During this string, the party has been genuinely hegemonic at times, winning more than 85% of the seats five times, and under 70% only twice (65.3% in 1971 and 61.5% in 1993). Its vote share has been under 50% only four times (1971, 1989, 1993, and 2004), with a low of 44.5% in 1993.

In the most recent election, that of 2008, the Conservatives managed 86.7% of the seats on 52.7% of the votes. Clearly, the party has benefited handsomely from the First Past the Post electoral system. At the same time, it has been more dominant in votes than most ruling parties under FPTP systems.

The challenger, the Wildrose Alliance, has attacked the Conservatives from the right. In 2008, Wildrose won only 6.8% of the vote and no seats. According to the ThreeHundredEight projection, Wildrose should win 43 seats out of 87, on 38.4% of the votes. The Conservatives should win 39 seats on 35.8% of the vote. Such a result would mean a balanced assembly, and likely a minority government. However, there is a great deal of uncertainty in the projection, with the estimate for Wildrose ranging from 22 to 62 and that for the Conservatives ranging from 20 to 62! Obviously there are a lot of closely contested ridings (districts) and this one may go down to the wire!

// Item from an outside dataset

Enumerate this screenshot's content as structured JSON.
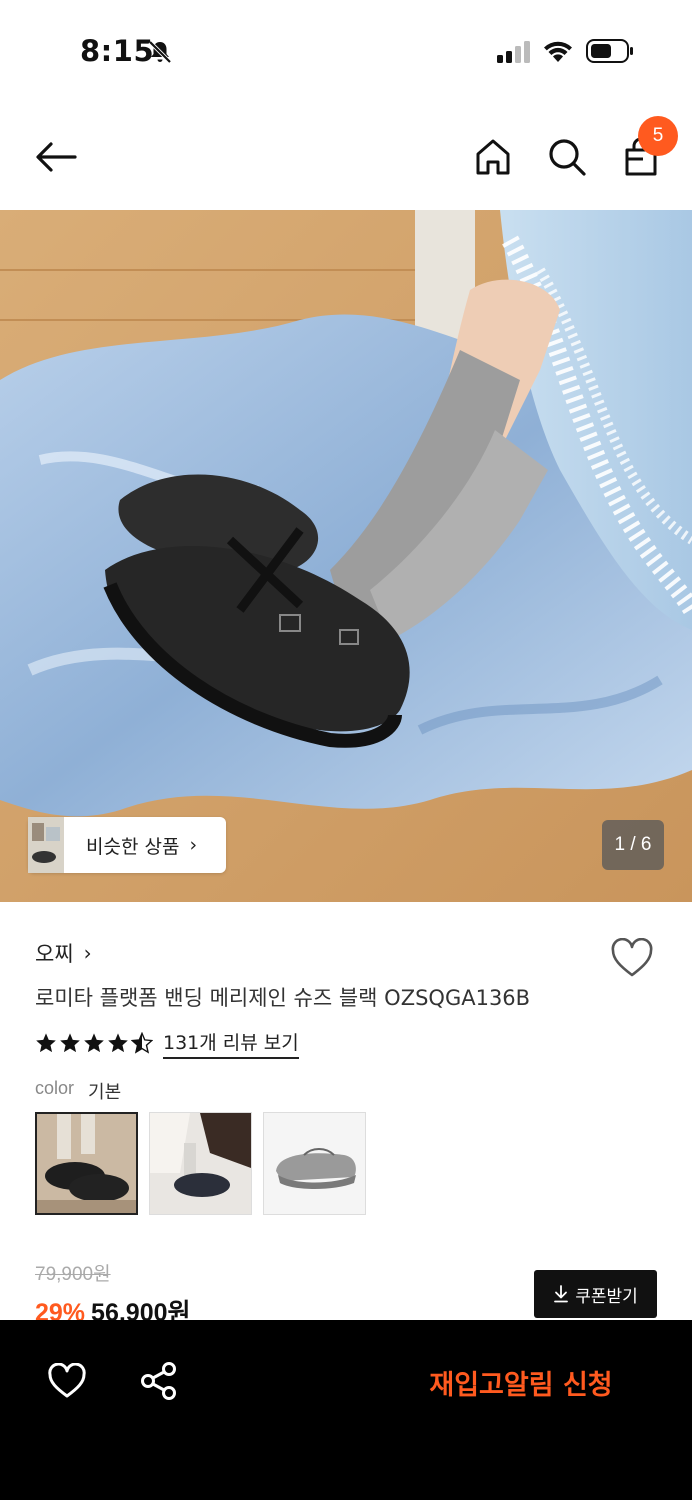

As has been usual in Alberta, the New Democratic Party looks set to come in third. The Liberals, who have been the second party in every election since 1989, with vote totals ranging from 26.4% to 39.7% in those elections (but only once more than 25% of the seats) might fall to fourth place.

With Wildrose hoovering up votes from disaffected right-wing voters who think the provincial Conservatives have gone soft, the Conservatives themselves may have to rely on tactical votes of NDP and Liberal sympathizers in urban ridings if they are going to hang on.

The Wildrose surge invites comparisons to the “tea party” south of the border. This is a party that does not accept climate science, wants to privatize (at least parts of) health-care delivery, and has had its share of gaffe-prone amateur candidates who were a bit too honest about their views on such topics as gays and South Asians.

Of course, the difference between Wildrose and tea-partiers is that while the latter have engaged in a takeover bid against the existing right-wing party, the former is challenging it head-on. Part of the difference is the dominance of the right in Alberta–even a split right will still result in a right-wing government of some flavor. And part of it is parliamentary democracy–operating as a tendency within a party is less attractive when you can form your own and thereby potentially take over the government.

Federalism and resource revenue equalization

In my Institutional Engineering and Democracy course, we have been discussing federalism and the problems of agreeing on an instituional design and revenue-allocation formulas that satisfy both a resource-rich unit of a federation and the central government’s desire to redistirbute to more populous units (thereby potentially increasing the power of the center, especially if its redistirbution is discretionary).

Of course, we have been discussing these challenges of federalism mainly in the context of cases like Iraq, Nigeria, and Russia. However, from CBC comes a reminder that these questions loom very large in Canada. Continue reading